making me gulp down brine, and then cast me ashore.

Are waves still cooling the heated water discharged from the nuclear power plant?
What prompts men to become inured to madness?
When the man falsified the inspection data,
he must have felt a sting of conscience in his heart.
His heart may have almost burst because of the lie,
and he may have lost sleep on account of heat and fatigue in the reactor’s shroud.

In July 2000,
the man was afraid the crack in the shroud might get larger and burst open.
Someone on the inside charged that Tokyo Electric Power Company
had been hiding the crack for ten years,
and two year later, in August 2002, the charge was found to be true.
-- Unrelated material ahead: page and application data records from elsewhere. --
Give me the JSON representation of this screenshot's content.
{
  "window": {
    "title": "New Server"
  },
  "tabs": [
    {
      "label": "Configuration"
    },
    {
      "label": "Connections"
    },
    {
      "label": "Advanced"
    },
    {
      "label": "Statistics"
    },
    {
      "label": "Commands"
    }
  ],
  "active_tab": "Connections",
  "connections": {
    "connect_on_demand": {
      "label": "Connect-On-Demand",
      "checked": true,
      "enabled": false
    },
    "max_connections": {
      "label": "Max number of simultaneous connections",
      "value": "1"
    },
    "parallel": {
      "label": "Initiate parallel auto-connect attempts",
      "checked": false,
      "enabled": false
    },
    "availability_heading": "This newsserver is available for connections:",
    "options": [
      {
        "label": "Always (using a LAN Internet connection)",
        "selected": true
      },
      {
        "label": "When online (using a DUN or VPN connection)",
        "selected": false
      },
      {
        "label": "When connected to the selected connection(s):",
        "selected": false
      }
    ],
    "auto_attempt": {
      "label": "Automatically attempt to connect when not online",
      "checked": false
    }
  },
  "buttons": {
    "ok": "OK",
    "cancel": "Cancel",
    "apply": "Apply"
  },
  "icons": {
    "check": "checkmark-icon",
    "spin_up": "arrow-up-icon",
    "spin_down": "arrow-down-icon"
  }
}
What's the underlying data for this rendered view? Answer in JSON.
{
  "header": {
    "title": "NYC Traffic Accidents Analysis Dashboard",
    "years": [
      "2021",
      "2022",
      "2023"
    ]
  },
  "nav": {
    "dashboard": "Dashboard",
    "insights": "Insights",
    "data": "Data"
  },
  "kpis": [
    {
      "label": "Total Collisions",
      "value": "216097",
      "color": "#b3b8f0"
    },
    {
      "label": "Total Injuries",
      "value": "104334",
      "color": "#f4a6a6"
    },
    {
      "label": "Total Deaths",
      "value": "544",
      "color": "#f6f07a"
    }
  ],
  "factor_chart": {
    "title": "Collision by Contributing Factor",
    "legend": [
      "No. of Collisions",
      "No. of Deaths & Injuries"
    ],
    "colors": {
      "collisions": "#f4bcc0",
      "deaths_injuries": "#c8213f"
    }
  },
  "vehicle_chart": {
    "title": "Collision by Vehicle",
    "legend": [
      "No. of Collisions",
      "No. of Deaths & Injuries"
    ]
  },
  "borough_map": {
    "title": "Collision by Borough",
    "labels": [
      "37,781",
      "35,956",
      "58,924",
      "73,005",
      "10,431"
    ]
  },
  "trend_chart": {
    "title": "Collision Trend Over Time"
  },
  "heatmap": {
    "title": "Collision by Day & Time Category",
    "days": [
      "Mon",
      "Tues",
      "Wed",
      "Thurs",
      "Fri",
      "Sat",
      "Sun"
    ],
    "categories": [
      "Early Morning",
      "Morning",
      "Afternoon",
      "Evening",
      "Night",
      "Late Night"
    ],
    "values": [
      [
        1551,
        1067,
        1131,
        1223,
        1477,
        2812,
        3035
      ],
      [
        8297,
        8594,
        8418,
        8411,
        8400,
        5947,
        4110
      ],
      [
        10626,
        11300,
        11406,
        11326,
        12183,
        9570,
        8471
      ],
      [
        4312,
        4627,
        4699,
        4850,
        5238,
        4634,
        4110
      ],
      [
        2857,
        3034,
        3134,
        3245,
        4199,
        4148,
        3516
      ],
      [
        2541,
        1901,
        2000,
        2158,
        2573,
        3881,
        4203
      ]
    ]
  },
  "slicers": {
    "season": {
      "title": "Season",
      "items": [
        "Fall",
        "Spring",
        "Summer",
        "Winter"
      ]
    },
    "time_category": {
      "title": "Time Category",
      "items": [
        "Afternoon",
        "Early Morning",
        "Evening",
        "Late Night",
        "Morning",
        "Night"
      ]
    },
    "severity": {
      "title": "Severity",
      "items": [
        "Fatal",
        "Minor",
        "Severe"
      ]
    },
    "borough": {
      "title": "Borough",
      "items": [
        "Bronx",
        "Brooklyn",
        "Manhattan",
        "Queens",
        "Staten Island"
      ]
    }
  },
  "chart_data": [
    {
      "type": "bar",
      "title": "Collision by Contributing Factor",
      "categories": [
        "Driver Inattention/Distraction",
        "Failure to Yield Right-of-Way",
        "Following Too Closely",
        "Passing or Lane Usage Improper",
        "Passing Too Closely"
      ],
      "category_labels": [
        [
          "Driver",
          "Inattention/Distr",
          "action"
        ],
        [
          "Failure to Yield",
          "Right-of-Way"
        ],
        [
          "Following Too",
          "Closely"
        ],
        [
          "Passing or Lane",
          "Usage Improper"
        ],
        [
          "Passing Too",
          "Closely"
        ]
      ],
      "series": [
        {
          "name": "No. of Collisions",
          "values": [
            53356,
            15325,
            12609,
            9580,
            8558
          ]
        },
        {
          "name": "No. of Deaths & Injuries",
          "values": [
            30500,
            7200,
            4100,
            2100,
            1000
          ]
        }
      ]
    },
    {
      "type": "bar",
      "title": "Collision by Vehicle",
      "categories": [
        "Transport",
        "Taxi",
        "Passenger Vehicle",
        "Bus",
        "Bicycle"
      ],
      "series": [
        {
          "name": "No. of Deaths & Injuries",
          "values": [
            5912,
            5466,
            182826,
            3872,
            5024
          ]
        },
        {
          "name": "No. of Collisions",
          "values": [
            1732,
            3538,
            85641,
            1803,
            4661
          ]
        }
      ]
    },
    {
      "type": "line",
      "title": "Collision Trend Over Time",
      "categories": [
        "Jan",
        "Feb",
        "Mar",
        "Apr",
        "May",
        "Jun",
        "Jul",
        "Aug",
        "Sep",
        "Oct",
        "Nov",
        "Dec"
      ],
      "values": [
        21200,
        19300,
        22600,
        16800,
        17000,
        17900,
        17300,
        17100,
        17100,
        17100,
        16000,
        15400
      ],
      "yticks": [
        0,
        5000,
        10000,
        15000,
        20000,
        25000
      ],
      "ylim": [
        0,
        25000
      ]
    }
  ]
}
I would like to inquire about the conflicts in the man’s heart.
I would like to praise the heroic and conscientious act of the informer.
Without a climate where problems can be made public,
the day will surely come when northeastern Japan is laid waste like Chernobyl.
Six reactors in the Fukushima No. 1 nuclear power plant.
Four reactors in the Fukushima No. 2 nuclear power plant.
Three reactors in the Niigata Kashiwazaki Kariwa nuclear power plant.
Of the 13 reactors, five are being operated with cracks, unrepaired,
by the Nuclear and Industrial Safety Agency and Tokyo Electric Power Company.
The status of the remaining eight reactors is also dubious.

The government and electric power companies never tell the truth.
Organizations continue hiding the faults in their technology.
When will the next letter come from the reactor’s shroud
to the people along the shores of Fukushima and Niigata?
Will the next letter that comes tell how cracks in the reactor’s shroud
have grown into cracks in the entire structure of deteriorating nuclear technology?

When I played on the beach in Fukushima as a boy, there were no nuclear power plants.
How many thousands of years will it take for the beach of my childhood to be restored?
Will that man’s name be inscribed on an anti-nuclear monument on that beach in the future?
And will children be playing in the waves around it?

(First appeared in 2002)
Translated by Naoshi Koriyama